In an interview to be broadcast on ABC's 20/20 Friday, Francis says the K2 and Spice products "are much less dangerous than, let's say, peanuts" and other foods that can trigger allergic reactions.

Francis says the chemicals make users feel as good as "when you bite into a peanut butter and jelly sandwich and you have that sensation of, 'Man, that's good.'" Francis did not concede that retailers were selling the products to be ingested, and said the euphoria may result from being in the room where the products are being burned.

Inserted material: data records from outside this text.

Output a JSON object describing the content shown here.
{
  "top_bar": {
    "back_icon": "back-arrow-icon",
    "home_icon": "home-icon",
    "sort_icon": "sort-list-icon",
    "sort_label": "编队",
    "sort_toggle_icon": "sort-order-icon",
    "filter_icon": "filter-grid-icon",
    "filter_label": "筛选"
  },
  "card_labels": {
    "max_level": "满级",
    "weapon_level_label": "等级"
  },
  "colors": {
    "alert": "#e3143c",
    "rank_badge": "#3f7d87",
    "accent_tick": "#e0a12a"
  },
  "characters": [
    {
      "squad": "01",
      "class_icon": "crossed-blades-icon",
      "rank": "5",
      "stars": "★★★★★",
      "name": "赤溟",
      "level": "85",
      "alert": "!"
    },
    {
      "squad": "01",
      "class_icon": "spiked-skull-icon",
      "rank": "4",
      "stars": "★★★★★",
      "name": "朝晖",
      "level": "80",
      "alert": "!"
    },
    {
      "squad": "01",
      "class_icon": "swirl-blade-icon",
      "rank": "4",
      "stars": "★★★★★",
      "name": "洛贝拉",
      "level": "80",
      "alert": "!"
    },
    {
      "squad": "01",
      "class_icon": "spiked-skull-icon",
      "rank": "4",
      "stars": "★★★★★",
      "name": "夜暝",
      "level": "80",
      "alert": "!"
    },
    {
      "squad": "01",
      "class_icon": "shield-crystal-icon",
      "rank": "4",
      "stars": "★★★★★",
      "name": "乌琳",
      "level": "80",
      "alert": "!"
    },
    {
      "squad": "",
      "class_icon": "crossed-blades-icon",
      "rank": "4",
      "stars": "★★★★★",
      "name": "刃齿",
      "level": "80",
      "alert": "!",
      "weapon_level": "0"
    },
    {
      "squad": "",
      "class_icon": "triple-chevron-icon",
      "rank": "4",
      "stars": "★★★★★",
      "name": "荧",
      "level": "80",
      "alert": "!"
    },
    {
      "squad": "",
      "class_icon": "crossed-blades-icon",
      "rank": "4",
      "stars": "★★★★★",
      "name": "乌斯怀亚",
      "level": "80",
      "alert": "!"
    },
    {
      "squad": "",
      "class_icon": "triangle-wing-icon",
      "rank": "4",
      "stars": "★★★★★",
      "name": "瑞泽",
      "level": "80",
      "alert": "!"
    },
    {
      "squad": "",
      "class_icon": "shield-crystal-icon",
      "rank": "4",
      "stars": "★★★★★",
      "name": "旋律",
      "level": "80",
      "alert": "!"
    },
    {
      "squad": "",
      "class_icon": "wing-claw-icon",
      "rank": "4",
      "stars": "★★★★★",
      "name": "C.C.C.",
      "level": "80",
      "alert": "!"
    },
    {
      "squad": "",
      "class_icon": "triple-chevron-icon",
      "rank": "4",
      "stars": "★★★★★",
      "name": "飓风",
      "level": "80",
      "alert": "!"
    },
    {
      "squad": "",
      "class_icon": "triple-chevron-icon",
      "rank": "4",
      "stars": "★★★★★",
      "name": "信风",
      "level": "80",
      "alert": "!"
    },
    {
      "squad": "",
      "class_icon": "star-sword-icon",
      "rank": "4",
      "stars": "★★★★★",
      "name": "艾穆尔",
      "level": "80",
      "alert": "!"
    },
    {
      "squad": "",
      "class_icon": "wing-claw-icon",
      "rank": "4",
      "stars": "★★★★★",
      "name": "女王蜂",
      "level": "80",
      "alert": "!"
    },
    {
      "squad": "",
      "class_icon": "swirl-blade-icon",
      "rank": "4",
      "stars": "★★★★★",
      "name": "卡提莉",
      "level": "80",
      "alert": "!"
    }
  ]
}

But federal law enforcement officials and many doctors say the products -- using chemicals manufactured mostly in China and sprayed on incense and dried leaves that can be smoked -- are much more powerful than actual marijuana and can produce dangerous side effects.

"K2 and Spice are tremendously, tremendously psychoactive drugs," said Dr. M. David Lewis, the medical director of the Visions Adolescent Treatment Center in Malibu, California, one of many drug treatment centers that report being flooded by teens addicted to the so-called "legal marijuana."

"If you take a developing brain and you put a tremendously psychoactive substance in the middle of that, that developing brain, what you really have is a chemistry experiment," Dr. Lewis told 20/20.

In March, Sen. Charles Grassley, R-Iowa, co-chairman of the Senate Caucus on International Narcotics Control, introduced legislation to ban the chemicals commonly used in producing the products.

"People are buying this drug so easily at the local mall or online that they think it's safe," said Grassley. "People, including a young Iowan, have died or been seriously injured because of this product."

Grassley's legislation is named for 18-year old David Rozga of Indianola, Iowa. Rozga's parents say he took his own life after smoking K2 purchased at a suburban shopping mall.

"They don't care who they hurt or what they do," said Rozga's father Mike in urging Congress to ban the chemicals.

The retail stores trade group says a ban would send the trade "underground" and is unnecessary since most stores will not sell to anyone under the age of 18.

"Teenagers don't belong touching this stuff," said the group's executive director Dan Francis.

Yet, as part of the 20/20 investigative report, a 14-year-old and a 16-year-old wearing undercover cameras in New York and Los Angeles were easily able to buy K2 and Spice at retail stores.

The clerk of one store along Venice Beach in Los Angeles admitted he had not asked for any valid ID and conceded it was wrong for him to sell to a 16-year-old boy.

Asked about the possible consequences, the clerk told ABC News, "nothing good."

Copyright 2011 ABC News Radio







ABC News Radio